Kipo and the Age of Wonderbeasts
Kipo and the Age of Wonderbeasts is an animated television series created by Radford Sechrist, adapted from his 2015 webcomic Kipo. The series is produced by American company DreamWorks Animation Television and animated by South Korean studio Mir.
Kipo, a sheltered girl, gets a crash course in survival when a mutant attack sends her to the surface, far from the safety of her underground home.
Why It Rocks
- Beautiful animation, from the same studio that brought us Voltron: Legendary Defender, and The Legend of Korra.
- Geometric character designs that call to mind anime.
- Decent writing.
- Well-crafted story arc.

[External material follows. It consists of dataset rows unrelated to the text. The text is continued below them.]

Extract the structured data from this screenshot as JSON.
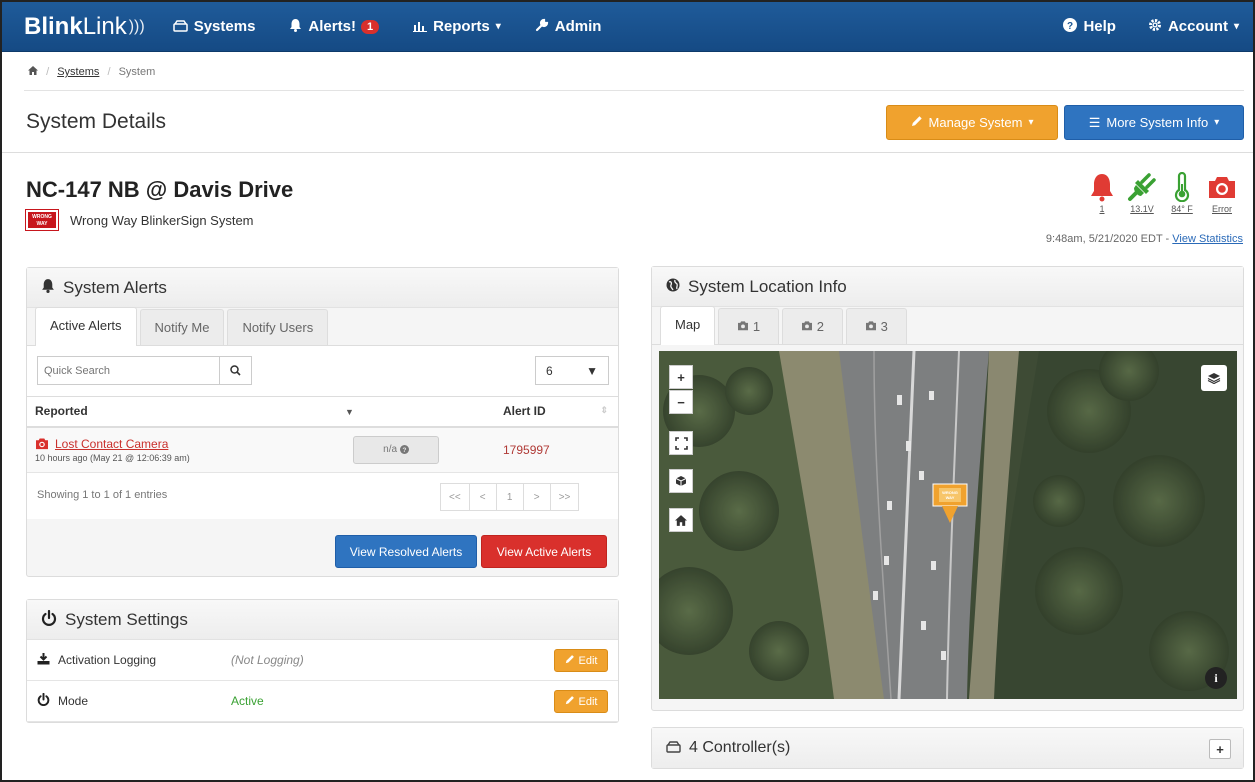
{
  "nav": {
    "brand_bold": "Blink",
    "brand_light": "Link",
    "systems": "Systems",
    "alerts": "Alerts!",
    "alerts_badge": "1",
    "reports": "Reports",
    "admin": "Admin",
    "help": "Help",
    "account": "Account"
  },
  "breadcrumb": {
    "systems": "Systems",
    "sep": "/",
    "current": "System"
  },
  "page": {
    "title": "System Details",
    "manage_btn": "Manage System",
    "more_btn": "More System Info"
  },
  "system": {
    "name": "NC-147 NB @ Davis Drive",
    "type": "Wrong Way BlinkerSign System",
    "sign_text": "WRONG WAY",
    "status": [
      {
        "icon": "bell-icon",
        "label": "1",
        "color": "#e03b34"
      },
      {
        "icon": "plug-icon",
        "label": "13.1V",
        "color": "#3aa133"
      },
      {
        "icon": "thermometer-icon",
        "label": "84° F",
        "color": "#3aa133"
      },
      {
        "icon": "camera-icon",
        "label": "Error",
        "color": "#e03b34"
      }
    ],
    "timestamp": "9:48am, 5/21/2020 EDT -",
    "view_stats": "View Statistics"
  },
  "alerts_panel": {
    "title": "System Alerts",
    "tabs": [
      "Active Alerts",
      "Notify Me",
      "Notify Users"
    ],
    "search_placeholder": "Quick Search",
    "page_length": "6",
    "columns": {
      "reported": "Reported",
      "alert_id": "Alert ID"
    },
    "rows": [
      {
        "title": "Lost Contact Camera",
        "time": "10 hours ago (May 21 @ 12:06:39 am)",
        "na": "n/a",
        "id": "1795997"
      }
    ],
    "showing": "Showing 1 to 1 of 1 entries",
    "pager": [
      "<<",
      "<",
      "1",
      ">",
      ">>"
    ],
    "btn_resolved": "View Resolved Alerts",
    "btn_active": "View Active Alerts"
  },
  "settings_panel": {
    "title": "System Settings",
    "rows": [
      {
        "label": "Activation Logging",
        "value": "(Not Logging)",
        "edit": "Edit"
      },
      {
        "label": "Mode",
        "value": "Active",
        "edit": "Edit"
      }
    ]
  },
  "location_panel": {
    "title": "System Location Info",
    "tabs": [
      "Map",
      "1",
      "2",
      "3"
    ],
    "zoom_in": "+",
    "zoom_out": "−",
    "marker_text": "WRONG WAY"
  },
  "controllers": {
    "title": "4 Controller(s)",
    "expand": "+"
  },
  "colors": {
    "navbar": "#1a5593",
    "orange": "#f0a22e",
    "blue": "#2f74c0",
    "red": "#d9302c",
    "green": "#3aa133"
  }
}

- Lots of world-building and lore. The universe of the world is very expansive and has a lot of mystery surrounding it.
- Nicely written characters, such as Wolf, who has a tragic backstory. The characters work off each other well and their interpersonal relationships are examined in great detail.
- Threatening villains.
- Stunning soundtrack. The soundtrack is very memorable and combines pop with hip-hop.
- It's the first kids' cartoon to have a character say "I'm gay". Benson comes out as gay in the episode "Ratland", when he tells Kipo that he only likes her as a friend.
- Good voice acting, such as Karen Fukuhara (Glimmer from She-Ra and the Princesses of Power) as Kipo.
- It can be boring sometimes.
- The show only lasted for ten months in a year, despite having three seasons, making the entire series short-lived.
- In Season 3, with the exception of Doag and Greta, all the other humans' redemptions were all forced just to avoid villain deaths.
- Because pretty much all the humans were reached, Kipo never learned that you just can't redeem everyone, which is a problem as this is a lesson society's parents deliberately not want their children learning.